Starting out as a new triathlete in my forties has me feeling self-conscious and, well, old, at a lot of events. I am past the bar scene, I don’t have any race stories to boast from and I am put off by discussions of power watts and podium standings. I found my coaches, Patrick McCrann and Daniel Brafman through the club affiliations. They give me training schedules so I don’t have to spend brain power to create them myself and they provide me guidance for better form. I met great training partners and friends in the NW/Montgomery County group: Anathea, Megan, Sarah, Jen, Mike, Bret, and Brandon are good people with appreciations of life balance and goal commitment. Genuine enjoyment of the sport is our common factor.
Do you have a favorite televised sporting event?

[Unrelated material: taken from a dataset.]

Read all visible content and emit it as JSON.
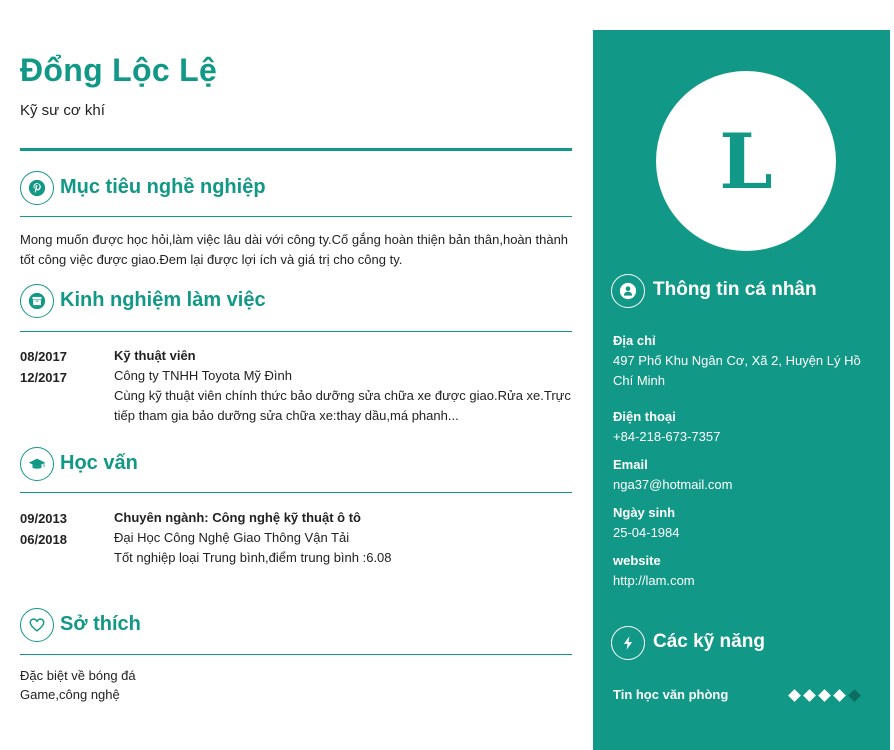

I have two. I absolutely love the Tour de France and remain amazed by the sprinters, climbers, team dynamics and eventual winners. I am a Lance believer and have become a Levi fan after his incredible race and gentlemanly attitude this year. I also like Ultimate Fighting and was inspired by Randy Couture’s recent return (he’s my contemporary and came back from retirement to win back the championship belt)!
What keeps you competing?

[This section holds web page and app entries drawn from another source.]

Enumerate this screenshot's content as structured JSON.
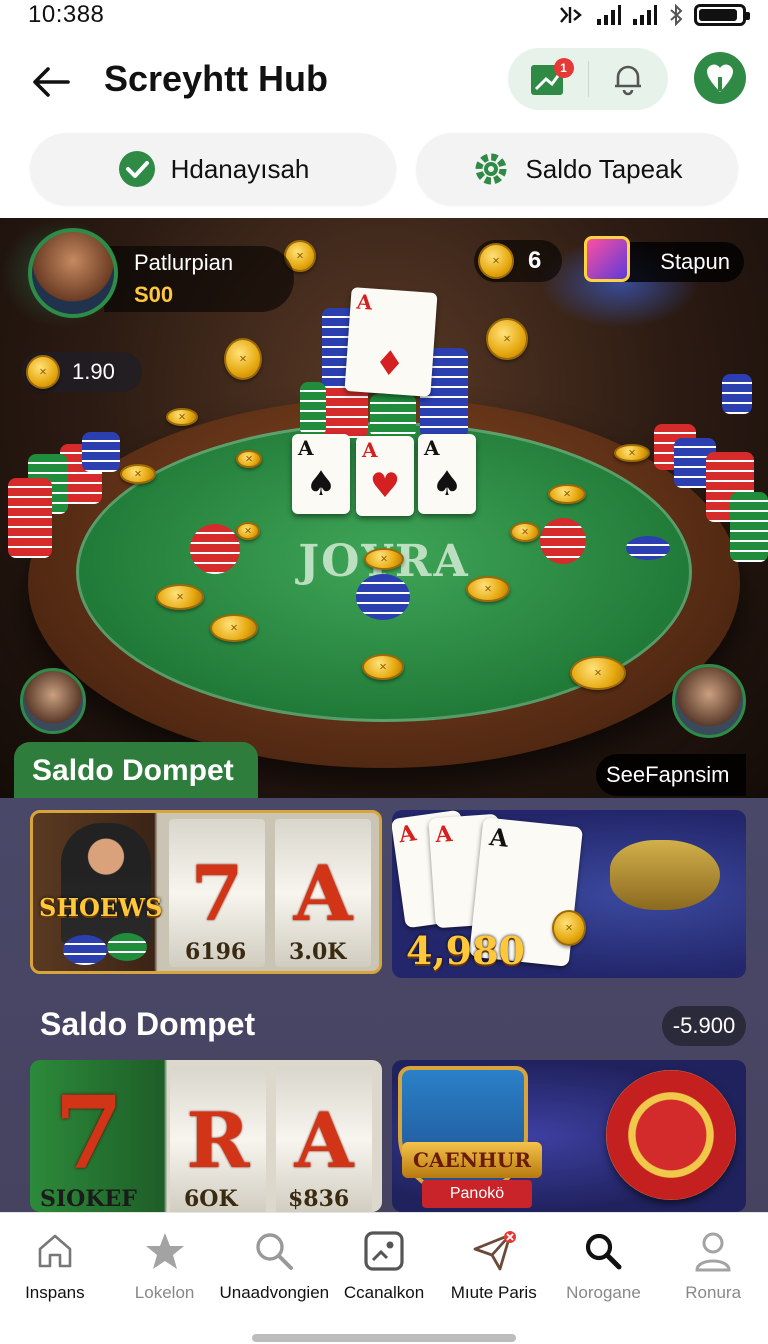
{
  "status_bar": {
    "time": "10:388"
  },
  "header": {
    "title": "Screyhtt Hub",
    "notification_count": "1"
  },
  "chips": [
    {
      "label": "Hdanayısah",
      "icon": "check-circle-icon"
    },
    {
      "label": "Saldo Tapeak",
      "icon": "gear-icon"
    }
  ],
  "hero": {
    "player_name": "Patlurpian",
    "player_amount": "S00",
    "coin_count": "6",
    "spin_label": "Stapun",
    "balance": "1.90",
    "table_logo": "JOYRA",
    "cards": [
      {
        "rank": "A",
        "suit": "♠",
        "color": "black"
      },
      {
        "rank": "A",
        "suit": "♥",
        "color": "red"
      },
      {
        "rank": "A",
        "suit": "♠",
        "color": "black"
      }
    ],
    "top_card": {
      "rank": "A",
      "suit": "♦",
      "color": "red"
    },
    "section_tab": "Saldo Dompet",
    "see_all": "SeeFapnsim"
  },
  "games_row_1": [
    {
      "title": "SHOEWS",
      "reels": [
        "7",
        "A"
      ],
      "stat_1": "6196",
      "stat_2": "3.0K"
    },
    {
      "amount": "4,980"
    }
  ],
  "section_2": {
    "title": "Saldo Dompet",
    "value": "-5.900"
  },
  "games_row_2": [
    {
      "title": "SIOKEF",
      "reels": [
        "7",
        "R",
        "A"
      ],
      "stat_1": "6OK",
      "stat_2": "$836"
    },
    {
      "title": "CAENHUR",
      "subtitle": "Panokö"
    }
  ],
  "bottom_nav": [
    {
      "label": "Inspans",
      "icon": "home-icon",
      "dark": true
    },
    {
      "label": "Lokelon",
      "icon": "star-icon",
      "dark": false
    },
    {
      "label": "Unaadvongien",
      "icon": "search-icon",
      "dark": true
    },
    {
      "label": "Ccanalkon",
      "icon": "photo-icon",
      "dark": true
    },
    {
      "label": "Mıute Paris",
      "icon": "paper-plane-icon",
      "dark": true
    },
    {
      "label": "Norogane",
      "icon": "search-icon",
      "dark": false
    },
    {
      "label": "Ronura",
      "icon": "user-icon",
      "dark": false
    }
  ],
  "colors": {
    "accent": "#2f8a46",
    "chip_bg": "#f2f3f2",
    "felt": "#2e8f45",
    "gold": "#ffc83a"
  }
}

I tend to be goal oriented in my training…I need to have a race as a reward for the time and effort I put in. Funny (and geeky) thing, as much as I am nervous and want to throw up the morning of a race, I love the feel of the transition area and the camaraderie of the athletes as we head out to each stage of the triathlon. And, while Lance Armstrong used to be my visual during those “hit the wall” moments, Adrian Fenty is my new motivation.
How do triathlons help to balance your life?
I love cycling, but it is difficult to get out and ride all the time. Running gives me that endorphin boost, but anything over 10 miles just isn’t fun for me. Getting back to swimming works muscles I can’t hit any other way. Putting a training plan together that includes all 3 provides me a basis for stress release and energy renewal that keeps me grounded enough to handle the chaos of the rest of my week!
If you could live anywhere in the world, where would it be, what occupation would you take up and what would you bring with you from DC?
I love being a nurse and I am currently in graduate school to be a gerontologic nurse practitioner. I want to take care of the elderly in the community and help them to “age in place”…help them maintain wellness so that they can stay in their home with their family. I’d love to run a clinic or home health service in a small town out west, say Montana or Northern California. I’d keep my subscription to the Washington Post, so I’d stay on top of the news from inside the beltway.